Task to carry out> Count how many lines of the data include the string "graphic", then say that number and stop.

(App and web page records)
============================================================

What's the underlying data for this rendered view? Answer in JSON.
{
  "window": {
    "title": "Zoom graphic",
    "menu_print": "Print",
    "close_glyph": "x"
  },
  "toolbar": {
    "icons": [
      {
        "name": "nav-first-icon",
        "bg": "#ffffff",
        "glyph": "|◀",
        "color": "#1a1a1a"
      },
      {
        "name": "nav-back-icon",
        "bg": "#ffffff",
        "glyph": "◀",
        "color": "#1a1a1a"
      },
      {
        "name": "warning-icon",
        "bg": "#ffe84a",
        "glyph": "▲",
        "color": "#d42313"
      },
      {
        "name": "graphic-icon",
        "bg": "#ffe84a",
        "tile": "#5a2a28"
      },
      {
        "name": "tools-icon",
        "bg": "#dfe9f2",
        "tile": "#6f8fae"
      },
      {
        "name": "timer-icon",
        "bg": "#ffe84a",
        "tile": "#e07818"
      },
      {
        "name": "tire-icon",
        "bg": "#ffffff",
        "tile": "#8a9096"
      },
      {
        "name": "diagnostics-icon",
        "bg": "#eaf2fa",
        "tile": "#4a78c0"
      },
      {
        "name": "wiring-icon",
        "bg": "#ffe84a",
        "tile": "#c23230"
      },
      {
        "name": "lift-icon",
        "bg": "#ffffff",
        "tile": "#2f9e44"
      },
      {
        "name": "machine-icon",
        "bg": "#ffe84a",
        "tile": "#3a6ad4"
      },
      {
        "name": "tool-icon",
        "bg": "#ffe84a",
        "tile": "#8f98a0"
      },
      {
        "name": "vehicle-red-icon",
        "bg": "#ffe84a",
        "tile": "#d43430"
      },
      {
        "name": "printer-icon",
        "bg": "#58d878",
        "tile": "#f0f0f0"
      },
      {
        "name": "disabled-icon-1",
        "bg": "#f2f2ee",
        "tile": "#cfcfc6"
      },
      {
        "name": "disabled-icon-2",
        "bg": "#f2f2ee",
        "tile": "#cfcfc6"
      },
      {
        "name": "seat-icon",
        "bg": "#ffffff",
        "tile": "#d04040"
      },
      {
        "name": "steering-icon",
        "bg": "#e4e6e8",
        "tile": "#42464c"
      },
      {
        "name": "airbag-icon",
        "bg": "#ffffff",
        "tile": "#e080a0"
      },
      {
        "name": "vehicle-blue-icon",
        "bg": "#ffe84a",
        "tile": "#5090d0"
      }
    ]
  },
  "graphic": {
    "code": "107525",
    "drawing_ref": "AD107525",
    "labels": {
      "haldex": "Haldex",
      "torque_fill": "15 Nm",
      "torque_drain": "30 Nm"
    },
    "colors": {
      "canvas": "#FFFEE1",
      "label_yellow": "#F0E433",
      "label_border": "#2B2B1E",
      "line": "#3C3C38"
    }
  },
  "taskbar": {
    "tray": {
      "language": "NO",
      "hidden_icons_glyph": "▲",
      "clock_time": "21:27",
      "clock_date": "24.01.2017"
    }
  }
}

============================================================

Completed task> 3